Work instruction
For each record below, output its text exactly and skip any picture.

[Component data from apps and pages]

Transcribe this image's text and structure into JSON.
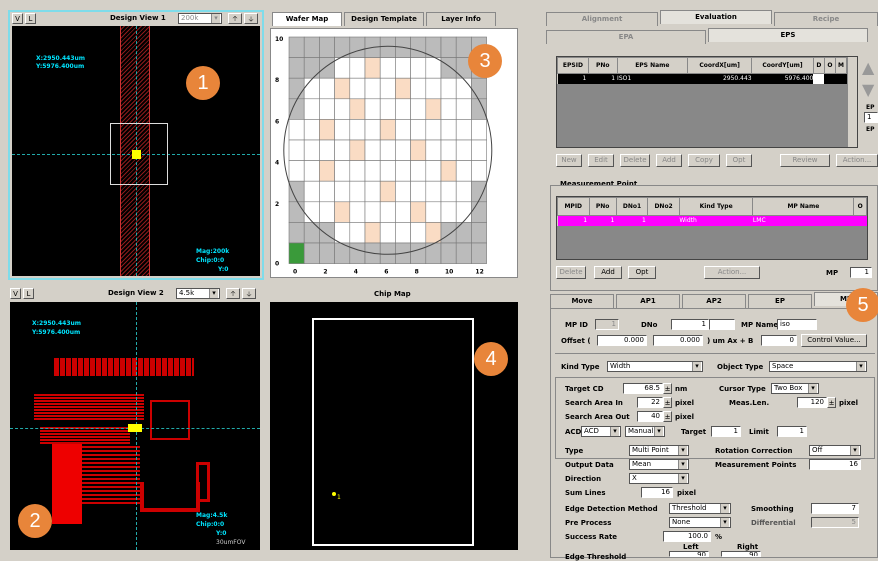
{
  "design_view_1": {
    "v": "V",
    "l": "L",
    "title": "Design View 1",
    "zoom": "200k",
    "xy": "X:2950.443um",
    "y": "Y:5976.400um",
    "mag": "Mag:200k",
    "chip": "Chip:0:0",
    "yy": "Y:0"
  },
  "design_view_2": {
    "v": "V",
    "l": "L",
    "title": "Design View 2",
    "zoom": "4.5k",
    "xy": "X:2950.443um",
    "y": "Y:5976.400um",
    "mag": "Mag:4.5k",
    "chip": "Chip:0:0",
    "yy": "Y:0",
    "fov": "30umFOV"
  },
  "wafer_tabs": [
    "Wafer Map",
    "Design Template",
    "Layer Info"
  ],
  "wafer_y_labels": [
    "10",
    "8",
    "6",
    "4",
    "2",
    "0"
  ],
  "wafer_x_labels": [
    "0",
    "2",
    "4",
    "6",
    "8",
    "10",
    "12"
  ],
  "chip_map": {
    "title": "Chip Map",
    "point_label": "1"
  },
  "badges": [
    "1",
    "2",
    "3",
    "4",
    "5"
  ],
  "top_tabs": [
    "Alignment",
    "Evaluation",
    "Recipe"
  ],
  "sub_tabs": [
    "EPA",
    "EPS"
  ],
  "eps_table": {
    "headers": [
      "EPSID",
      "PNo",
      "EPS Name",
      "CoordX[um]",
      "CoordY[um]",
      "D",
      "O",
      "M"
    ],
    "row": [
      "1",
      "1",
      "ISO1",
      "2950.443",
      "5976.400",
      "",
      "",
      ""
    ]
  },
  "eps_buttons": [
    "New",
    "Edit",
    "Delete",
    "Add",
    "Copy",
    "Opt",
    "Review",
    "Action..."
  ],
  "side_labels": [
    "EP",
    "1",
    "EP"
  ],
  "mp_section": {
    "title": "Measurement Point",
    "headers": [
      "MPID",
      "PNo",
      "DNo1",
      "DNo2",
      "Kind Type",
      "MP Name",
      "O"
    ],
    "row": [
      "1",
      "1",
      "1",
      "",
      "Width",
      "LMC",
      ""
    ],
    "buttons": [
      "Delete",
      "Add",
      "Opt",
      "Action..."
    ],
    "mp_label": "MP",
    "mp_value": "1"
  },
  "bottom_tabs": [
    "Move",
    "AP1",
    "AP2",
    "EP",
    "MP"
  ],
  "form": {
    "mpid_label": "MP ID",
    "mpid": "1",
    "dno_label": "DNo",
    "dno": "1",
    "mpname_label": "MP Name",
    "mpname": "iso",
    "offset_label": "Offset (",
    "offset_x": "0.000",
    "offset_y": "0.000",
    "offset_unit": ") um  Ax + B",
    "offset_b": "0",
    "control_btn": "Control Value...",
    "kind_label": "Kind Type",
    "kind": "Width",
    "object_label": "Object Type",
    "object": "Space",
    "target_cd_label": "Target CD",
    "target_cd": "68.5",
    "nm": "nm",
    "cursor_label": "Cursor Type",
    "cursor": "Two Box",
    "search_in_label": "Search Area In",
    "search_in": "22",
    "pixel": "pixel",
    "meas_len_label": "Meas.Len.",
    "meas_len": "120",
    "pixel2": "pixel",
    "search_out_label": "Search Area Out",
    "search_out": "40",
    "pixel3": "pixel",
    "acd_label": "ACD",
    "acd": "ACD",
    "manual": "Manual",
    "target_label": "Target",
    "target": "1",
    "limit_label": "Limit",
    "limit": "1",
    "type_label": "Type",
    "type": "Multi Point",
    "rot_label": "Rotation Correction",
    "rot": "Off",
    "output_label": "Output Data",
    "output": "Mean",
    "mpoints_label": "Measurement Points",
    "mpoints": "16",
    "direction_label": "Direction",
    "direction": "X",
    "sum_label": "Sum Lines",
    "sum": "16",
    "sum_unit": "pixel",
    "edge_label": "Edge Detection Method",
    "edge": "Threshold",
    "smooth_label": "Smoothing",
    "smooth": "7",
    "pre_label": "Pre Process",
    "pre": "None",
    "diff_label": "Differential",
    "diff": "5",
    "success_label": "Success Rate",
    "success": "100.0",
    "pct": "%",
    "left": "Left",
    "right": "Right",
    "edge_th_label": "Edge Threshold",
    "edge_l": "90",
    "edge_r": "90",
    "pct2": "%"
  }
}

Solution
Transcribe this image's text and structure into JSON.
{
  "design_view_1": {
    "v": "V",
    "l": "L",
    "title": "Design View 1",
    "zoom": "200k",
    "xy": "X:2950.443um",
    "y": "Y:5976.400um",
    "mag": "Mag:200k",
    "chip": "Chip:0:0",
    "yy": "Y:0"
  },
  "design_view_2": {
    "v": "V",
    "l": "L",
    "title": "Design View 2",
    "zoom": "4.5k",
    "xy": "X:2950.443um",
    "y": "Y:5976.400um",
    "mag": "Mag:4.5k",
    "chip": "Chip:0:0",
    "yy": "Y:0",
    "fov": "30umFOV"
  },
  "wafer_tabs": [
    "Wafer Map",
    "Design Template",
    "Layer Info"
  ],
  "wafer_y_labels": [
    "10",
    "8",
    "6",
    "4",
    "2",
    "0"
  ],
  "wafer_x_labels": [
    "0",
    "2",
    "4",
    "6",
    "8",
    "10",
    "12"
  ],
  "chip_map": {
    "title": "Chip Map",
    "point_label": "1"
  },
  "badges": [
    "1",
    "2",
    "3",
    "4",
    "5"
  ],
  "top_tabs": [
    "Alignment",
    "Evaluation",
    "Recipe"
  ],
  "sub_tabs": [
    "EPA",
    "EPS"
  ],
  "eps_table": {
    "headers": [
      "EPSID",
      "PNo",
      "EPS Name",
      "CoordX[um]",
      "CoordY[um]",
      "D",
      "O",
      "M"
    ],
    "row": [
      "1",
      "1",
      "ISO1",
      "2950.443",
      "5976.400",
      "",
      "",
      ""
    ]
  },
  "eps_buttons": [
    "New",
    "Edit",
    "Delete",
    "Add",
    "Copy",
    "Opt",
    "Review",
    "Action..."
  ],
  "side_labels": [
    "EP",
    "1",
    "EP"
  ],
  "mp_section": {
    "title": "Measurement Point",
    "headers": [
      "MPID",
      "PNo",
      "DNo1",
      "DNo2",
      "Kind Type",
      "MP Name",
      "O"
    ],
    "row": [
      "1",
      "1",
      "1",
      "",
      "Width",
      "LMC",
      ""
    ],
    "buttons": [
      "Delete",
      "Add",
      "Opt",
      "Action..."
    ],
    "mp_label": "MP",
    "mp_value": "1"
  },
  "bottom_tabs": [
    "Move",
    "AP1",
    "AP2",
    "EP",
    "MP"
  ],
  "form": {
    "mpid_label": "MP ID",
    "mpid": "1",
    "dno_label": "DNo",
    "dno": "1",
    "mpname_label": "MP Name",
    "mpname": "iso",
    "offset_label": "Offset (",
    "offset_x": "0.000",
    "offset_y": "0.000",
    "offset_unit": ") um  Ax + B",
    "offset_b": "0",
    "control_btn": "Control Value...",
    "kind_label": "Kind Type",
    "kind": "Width",
    "object_label": "Object Type",
    "object": "Space",
    "target_cd_label": "Target CD",
    "target_cd": "68.5",
    "nm": "nm",
    "cursor_label": "Cursor Type",
    "cursor": "Two Box",
    "search_in_label": "Search Area In",
    "search_in": "22",
    "pixel": "pixel",
    "meas_len_label": "Meas.Len.",
    "meas_len": "120",
    "pixel2": "pixel",
    "search_out_label": "Search Area Out",
    "search_out": "40",
    "pixel3": "pixel",
    "acd_label": "ACD",
    "acd": "ACD",
    "manual": "Manual",
    "target_label": "Target",
    "target": "1",
    "limit_label": "Limit",
    "limit": "1",
    "type_label": "Type",
    "type": "Multi Point",
    "rot_label": "Rotation Correction",
    "rot": "Off",
    "output_label": "Output Data",
    "output": "Mean",
    "mpoints_label": "Measurement Points",
    "mpoints": "16",
    "direction_label": "Direction",
    "direction": "X",
    "sum_label": "Sum Lines",
    "sum": "16",
    "sum_unit": "pixel",
    "edge_label": "Edge Detection Method",
    "edge": "Threshold",
    "smooth_label": "Smoothing",
    "smooth": "7",
    "pre_label": "Pre Process",
    "pre": "None",
    "diff_label": "Differential",
    "diff": "5",
    "success_label": "Success Rate",
    "success": "100.0",
    "pct": "%",
    "left": "Left",
    "right": "Right",
    "edge_th_label": "Edge Threshold",
    "edge_l": "90",
    "edge_r": "90",
    "pct2": "%"
  }
}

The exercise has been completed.